* Exercise directions
Go through the listing and count the lines with "upload" in them; write only the number.

* Record excerpts
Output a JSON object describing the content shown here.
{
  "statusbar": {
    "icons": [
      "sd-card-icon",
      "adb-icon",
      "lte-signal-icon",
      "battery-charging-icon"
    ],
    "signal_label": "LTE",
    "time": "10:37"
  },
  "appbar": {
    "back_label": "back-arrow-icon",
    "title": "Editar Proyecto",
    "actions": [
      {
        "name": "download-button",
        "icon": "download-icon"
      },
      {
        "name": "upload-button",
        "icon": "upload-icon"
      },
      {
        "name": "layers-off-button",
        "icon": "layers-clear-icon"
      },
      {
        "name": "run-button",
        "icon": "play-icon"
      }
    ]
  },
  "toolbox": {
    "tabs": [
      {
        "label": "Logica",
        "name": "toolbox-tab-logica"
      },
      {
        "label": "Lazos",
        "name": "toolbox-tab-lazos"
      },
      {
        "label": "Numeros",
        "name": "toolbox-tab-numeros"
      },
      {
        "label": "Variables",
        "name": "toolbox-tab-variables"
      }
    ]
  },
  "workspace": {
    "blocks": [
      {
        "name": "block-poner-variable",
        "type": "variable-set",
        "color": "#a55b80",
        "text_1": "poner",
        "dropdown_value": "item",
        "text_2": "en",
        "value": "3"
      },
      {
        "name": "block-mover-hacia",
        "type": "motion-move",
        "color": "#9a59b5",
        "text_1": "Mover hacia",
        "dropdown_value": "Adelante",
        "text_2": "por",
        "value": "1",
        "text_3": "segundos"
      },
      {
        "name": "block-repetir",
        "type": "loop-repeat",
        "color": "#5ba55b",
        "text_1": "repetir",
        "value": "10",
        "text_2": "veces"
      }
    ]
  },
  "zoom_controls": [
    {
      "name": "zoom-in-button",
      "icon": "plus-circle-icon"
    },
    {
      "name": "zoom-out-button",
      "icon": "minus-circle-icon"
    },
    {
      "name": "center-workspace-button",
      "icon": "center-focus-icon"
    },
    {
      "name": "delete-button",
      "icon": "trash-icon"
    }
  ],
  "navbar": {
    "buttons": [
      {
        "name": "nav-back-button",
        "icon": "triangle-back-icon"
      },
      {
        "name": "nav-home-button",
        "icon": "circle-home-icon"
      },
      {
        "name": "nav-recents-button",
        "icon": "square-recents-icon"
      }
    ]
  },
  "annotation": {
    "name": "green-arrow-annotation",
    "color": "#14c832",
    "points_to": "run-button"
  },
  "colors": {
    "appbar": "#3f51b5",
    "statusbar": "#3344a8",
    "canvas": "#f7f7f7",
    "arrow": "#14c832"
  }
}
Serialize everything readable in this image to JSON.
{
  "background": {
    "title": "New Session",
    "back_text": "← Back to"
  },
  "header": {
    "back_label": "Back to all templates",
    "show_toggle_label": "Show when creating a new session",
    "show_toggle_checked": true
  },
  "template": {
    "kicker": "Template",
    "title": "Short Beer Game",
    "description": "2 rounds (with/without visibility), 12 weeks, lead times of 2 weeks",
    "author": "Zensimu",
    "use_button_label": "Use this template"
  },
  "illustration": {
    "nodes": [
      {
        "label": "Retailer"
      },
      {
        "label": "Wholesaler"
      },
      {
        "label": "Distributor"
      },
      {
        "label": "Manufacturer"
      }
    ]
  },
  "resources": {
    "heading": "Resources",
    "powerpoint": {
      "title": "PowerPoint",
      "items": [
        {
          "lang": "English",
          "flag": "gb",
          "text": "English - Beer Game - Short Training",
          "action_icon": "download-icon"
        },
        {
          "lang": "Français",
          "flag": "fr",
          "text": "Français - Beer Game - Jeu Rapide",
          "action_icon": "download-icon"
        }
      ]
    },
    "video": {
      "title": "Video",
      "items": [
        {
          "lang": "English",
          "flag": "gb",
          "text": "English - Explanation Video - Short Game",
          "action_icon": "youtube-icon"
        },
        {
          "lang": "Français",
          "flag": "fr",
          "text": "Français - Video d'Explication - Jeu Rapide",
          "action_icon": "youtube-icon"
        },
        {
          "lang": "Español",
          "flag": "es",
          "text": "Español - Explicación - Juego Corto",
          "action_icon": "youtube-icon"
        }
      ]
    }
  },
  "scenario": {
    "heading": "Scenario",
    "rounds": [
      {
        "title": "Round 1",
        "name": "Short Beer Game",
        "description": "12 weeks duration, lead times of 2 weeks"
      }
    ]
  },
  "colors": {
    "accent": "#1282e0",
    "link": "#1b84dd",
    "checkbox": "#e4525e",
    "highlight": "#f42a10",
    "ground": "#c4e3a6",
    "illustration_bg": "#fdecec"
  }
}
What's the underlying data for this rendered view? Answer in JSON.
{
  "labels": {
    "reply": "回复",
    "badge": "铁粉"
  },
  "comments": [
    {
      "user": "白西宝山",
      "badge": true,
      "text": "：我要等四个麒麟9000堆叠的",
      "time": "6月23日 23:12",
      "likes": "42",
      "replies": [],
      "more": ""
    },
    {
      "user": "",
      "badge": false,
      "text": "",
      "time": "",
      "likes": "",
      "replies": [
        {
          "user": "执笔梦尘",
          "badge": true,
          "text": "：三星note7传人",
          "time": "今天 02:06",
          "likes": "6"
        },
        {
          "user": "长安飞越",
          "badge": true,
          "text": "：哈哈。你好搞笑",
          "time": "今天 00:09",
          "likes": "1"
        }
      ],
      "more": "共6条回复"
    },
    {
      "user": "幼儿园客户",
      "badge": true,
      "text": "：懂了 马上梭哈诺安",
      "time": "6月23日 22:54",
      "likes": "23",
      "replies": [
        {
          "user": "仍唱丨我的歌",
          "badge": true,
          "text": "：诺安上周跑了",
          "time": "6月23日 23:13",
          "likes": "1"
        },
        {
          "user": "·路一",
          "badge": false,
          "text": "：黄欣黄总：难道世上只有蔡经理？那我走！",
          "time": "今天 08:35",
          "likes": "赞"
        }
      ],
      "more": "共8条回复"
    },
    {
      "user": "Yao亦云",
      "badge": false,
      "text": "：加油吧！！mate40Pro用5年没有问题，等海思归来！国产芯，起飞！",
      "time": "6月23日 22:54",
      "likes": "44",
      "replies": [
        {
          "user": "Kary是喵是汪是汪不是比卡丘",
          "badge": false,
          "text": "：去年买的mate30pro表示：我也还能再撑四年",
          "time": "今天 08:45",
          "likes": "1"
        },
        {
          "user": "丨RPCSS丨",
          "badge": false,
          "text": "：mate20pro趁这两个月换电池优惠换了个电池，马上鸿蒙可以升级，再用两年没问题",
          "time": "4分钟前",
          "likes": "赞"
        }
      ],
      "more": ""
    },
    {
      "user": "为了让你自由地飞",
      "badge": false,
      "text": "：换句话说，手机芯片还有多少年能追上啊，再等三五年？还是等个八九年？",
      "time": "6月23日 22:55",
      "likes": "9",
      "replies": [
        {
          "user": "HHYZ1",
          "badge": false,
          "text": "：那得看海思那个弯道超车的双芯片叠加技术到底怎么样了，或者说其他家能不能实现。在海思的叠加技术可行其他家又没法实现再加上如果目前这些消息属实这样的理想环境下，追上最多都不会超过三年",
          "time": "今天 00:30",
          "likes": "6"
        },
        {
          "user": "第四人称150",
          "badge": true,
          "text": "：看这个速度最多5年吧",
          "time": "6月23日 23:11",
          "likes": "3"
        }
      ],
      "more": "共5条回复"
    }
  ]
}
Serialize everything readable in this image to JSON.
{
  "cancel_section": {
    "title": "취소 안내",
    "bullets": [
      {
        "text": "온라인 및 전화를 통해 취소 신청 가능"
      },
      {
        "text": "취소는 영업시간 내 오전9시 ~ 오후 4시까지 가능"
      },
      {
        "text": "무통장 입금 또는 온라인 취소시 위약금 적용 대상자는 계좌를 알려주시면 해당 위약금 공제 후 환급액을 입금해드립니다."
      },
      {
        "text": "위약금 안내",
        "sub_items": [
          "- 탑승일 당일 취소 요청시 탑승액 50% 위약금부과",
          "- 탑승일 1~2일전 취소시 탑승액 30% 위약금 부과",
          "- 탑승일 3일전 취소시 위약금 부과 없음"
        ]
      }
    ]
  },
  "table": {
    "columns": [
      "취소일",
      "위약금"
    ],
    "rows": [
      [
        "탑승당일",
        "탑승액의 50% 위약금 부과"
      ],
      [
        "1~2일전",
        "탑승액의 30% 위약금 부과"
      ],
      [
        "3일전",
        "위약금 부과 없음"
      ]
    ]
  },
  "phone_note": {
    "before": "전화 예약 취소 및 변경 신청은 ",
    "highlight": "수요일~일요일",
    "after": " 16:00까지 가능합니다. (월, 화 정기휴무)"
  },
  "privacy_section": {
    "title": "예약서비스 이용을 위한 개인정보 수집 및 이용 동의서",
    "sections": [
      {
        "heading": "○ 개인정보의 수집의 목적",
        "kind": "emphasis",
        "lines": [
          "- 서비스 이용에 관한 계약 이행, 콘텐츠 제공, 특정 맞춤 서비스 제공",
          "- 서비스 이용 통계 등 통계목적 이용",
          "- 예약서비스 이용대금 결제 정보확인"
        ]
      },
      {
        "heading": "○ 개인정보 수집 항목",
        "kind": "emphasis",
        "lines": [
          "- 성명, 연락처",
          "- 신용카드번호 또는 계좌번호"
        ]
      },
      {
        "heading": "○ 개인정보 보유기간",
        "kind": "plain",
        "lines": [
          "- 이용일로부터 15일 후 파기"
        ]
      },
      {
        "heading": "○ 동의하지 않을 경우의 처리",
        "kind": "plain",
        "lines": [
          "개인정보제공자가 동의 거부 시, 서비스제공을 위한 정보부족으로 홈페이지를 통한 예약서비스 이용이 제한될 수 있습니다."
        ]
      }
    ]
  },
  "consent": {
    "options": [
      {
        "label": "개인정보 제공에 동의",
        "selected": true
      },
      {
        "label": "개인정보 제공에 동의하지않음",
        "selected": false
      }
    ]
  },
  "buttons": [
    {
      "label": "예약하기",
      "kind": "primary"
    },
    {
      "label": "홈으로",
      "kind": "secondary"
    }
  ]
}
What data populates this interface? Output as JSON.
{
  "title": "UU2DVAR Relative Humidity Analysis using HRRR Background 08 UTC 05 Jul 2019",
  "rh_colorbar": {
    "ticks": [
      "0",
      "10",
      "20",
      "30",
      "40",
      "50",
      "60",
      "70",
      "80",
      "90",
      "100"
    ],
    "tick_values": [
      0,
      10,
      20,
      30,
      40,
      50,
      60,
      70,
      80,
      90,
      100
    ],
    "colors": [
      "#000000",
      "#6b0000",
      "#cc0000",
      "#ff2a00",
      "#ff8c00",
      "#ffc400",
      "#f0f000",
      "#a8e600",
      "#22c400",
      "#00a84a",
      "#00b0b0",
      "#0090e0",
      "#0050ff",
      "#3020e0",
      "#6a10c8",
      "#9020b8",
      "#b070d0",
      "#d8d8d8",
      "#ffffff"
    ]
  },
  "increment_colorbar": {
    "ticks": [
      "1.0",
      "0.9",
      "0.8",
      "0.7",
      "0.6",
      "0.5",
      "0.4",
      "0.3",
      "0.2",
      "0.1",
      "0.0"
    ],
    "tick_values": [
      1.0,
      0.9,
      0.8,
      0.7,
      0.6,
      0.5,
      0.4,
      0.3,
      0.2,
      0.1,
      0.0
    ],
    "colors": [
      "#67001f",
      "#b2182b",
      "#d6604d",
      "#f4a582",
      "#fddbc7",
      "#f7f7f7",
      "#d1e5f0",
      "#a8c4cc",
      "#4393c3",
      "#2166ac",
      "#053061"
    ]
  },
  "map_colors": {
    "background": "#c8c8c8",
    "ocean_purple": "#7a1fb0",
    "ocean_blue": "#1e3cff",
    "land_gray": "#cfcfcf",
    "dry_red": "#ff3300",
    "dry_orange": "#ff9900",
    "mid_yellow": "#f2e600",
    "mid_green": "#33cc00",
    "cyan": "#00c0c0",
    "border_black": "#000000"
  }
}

* Solution for this problem
2